Take the mini-map for example. To the uninitiated, a mini-map is just that, a miniature map - often down in the corner of the screen - with handy info like player position, allies, enemies and surrounding terrain. Some day in the not too distant future, we may all have heads-up displays in our Augmented Reality contact lenses. In the meantime, we’ll have to rely on clunky metaphors. And the mini-map is a good one for anyone hoping to break away from the pack.
Situational awareness is what sets great gamers apart from okay gamers. The ability to process not just what’s directly in front of you – and possibly shooting at you – but to simultaneously process your condition, context and competitors, can help gamers and marketers prevail in their next “battle royale.” It’s how you find ideas hiding in plain sight and how you keep track of your true north.
Shifting perspective in order to combine the “first person view” with the “map view” does require effort. In 2003, Jim Hake was inspired by a National Geographic documentary about the bonds forged between U.S. Special Forces and Afghan tribes in the area they operated. A gift of baseball equipment, and the games that followed, forged bonds between troops and kids in the region. Tribal elders learned to trust Americans and the village became a stable haven in a war zone. Hake had the vision to understand the power of that single example and turn it into a model. He founded Spirit of America which has since delivered ceremonial swords, landmine detectors, motorcycles, and even musical instruments all over the world building relationships that save American and local lives.
Sarah Kauss, founder and CEO of S'well, a company that makes reusable water bottles with a sleek design and countless colors also harnessed the power of kaleidoscopic perspective.
In 2009, Kauss had a well-paying job in real estate development, but a yen to do something different. On a hike in Arizona with her mother, she saw more than the desert flora and fauna. She saw an idea for a new business while drinking warm water from a clunky metal thermos. Water bottles were already ubiquitous, but she asked, why not design a sustainable bottle that not only kept cold things cold and hot things hot, but was also beautiful to look at? "Every other thermos looked like a camping accessory," she said in an interview with Guy Raz, moderator of the podcast How I Built This. "They didn't look like something I wanted to take into a business meeting or carry with me around the city." The shelves in front of her were full of competitors, but the mini-map had highlighted a new perspective, a different path.
S'well launched in 2010 after Kauss invested $30,000 of her own money. Her big break came in 2011, when an editor at O, The Oprah Magazine, saw the enormous opportunity for, as Kauss called it, "a fashionable hydration accessory." Just six years after its launch, S'well posted $100 million in sales. Today, Kauss is focused on how the brand can ramp up its efforts to help eliminate plastic waste around the world. Sustainability continues to be a major part of the S'well brand, with a goal to help eliminate 100 million plastic bottles by the end of 2020.

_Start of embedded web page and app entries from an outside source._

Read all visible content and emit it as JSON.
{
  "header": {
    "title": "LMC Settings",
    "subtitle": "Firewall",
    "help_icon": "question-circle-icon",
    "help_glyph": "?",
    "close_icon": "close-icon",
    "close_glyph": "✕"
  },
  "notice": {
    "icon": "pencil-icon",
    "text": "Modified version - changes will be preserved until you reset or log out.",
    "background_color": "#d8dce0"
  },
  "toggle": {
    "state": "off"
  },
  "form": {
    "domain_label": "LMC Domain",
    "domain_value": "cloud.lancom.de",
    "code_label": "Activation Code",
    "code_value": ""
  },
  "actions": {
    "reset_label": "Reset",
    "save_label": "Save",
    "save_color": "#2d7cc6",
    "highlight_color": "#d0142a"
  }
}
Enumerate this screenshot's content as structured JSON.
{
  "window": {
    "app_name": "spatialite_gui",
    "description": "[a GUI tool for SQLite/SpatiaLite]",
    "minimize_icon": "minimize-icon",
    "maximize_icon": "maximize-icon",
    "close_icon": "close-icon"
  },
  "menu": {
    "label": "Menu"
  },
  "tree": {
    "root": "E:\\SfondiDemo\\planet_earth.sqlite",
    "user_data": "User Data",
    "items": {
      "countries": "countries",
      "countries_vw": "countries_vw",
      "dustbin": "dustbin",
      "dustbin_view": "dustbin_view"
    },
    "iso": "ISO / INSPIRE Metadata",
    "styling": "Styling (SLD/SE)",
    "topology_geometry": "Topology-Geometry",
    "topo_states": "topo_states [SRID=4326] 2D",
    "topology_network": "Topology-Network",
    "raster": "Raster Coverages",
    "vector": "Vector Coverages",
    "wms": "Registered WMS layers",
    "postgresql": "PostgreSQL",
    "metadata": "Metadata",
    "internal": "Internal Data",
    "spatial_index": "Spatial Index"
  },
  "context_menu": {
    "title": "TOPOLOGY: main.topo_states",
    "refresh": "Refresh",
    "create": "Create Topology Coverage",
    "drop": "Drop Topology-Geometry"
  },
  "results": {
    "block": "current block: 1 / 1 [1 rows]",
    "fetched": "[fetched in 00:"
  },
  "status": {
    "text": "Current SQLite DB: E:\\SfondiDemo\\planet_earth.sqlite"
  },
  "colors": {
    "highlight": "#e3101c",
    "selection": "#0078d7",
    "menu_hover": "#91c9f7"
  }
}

As in gaming, a critical key to success is being the first to spot opportunities. This requires not just looking in the obvious places, but having the peripheral vision to look at a category from multiple angles. And, as in gaming, taking notice is just the first step to winning. You must know how to leverage the idea, how to make it work strategically, and how to execute with brilliance. Jim Hake brought a human touch to geo-politics, and, on that fortuitous hike in the desert, Sarah Kauss saw something hiding in plain sight. Rather than let those ideas pass, they seized on them and followed all the necessary rules to play them forward to a very successful endgame – and quite possibly save the earth from certain doom in the process.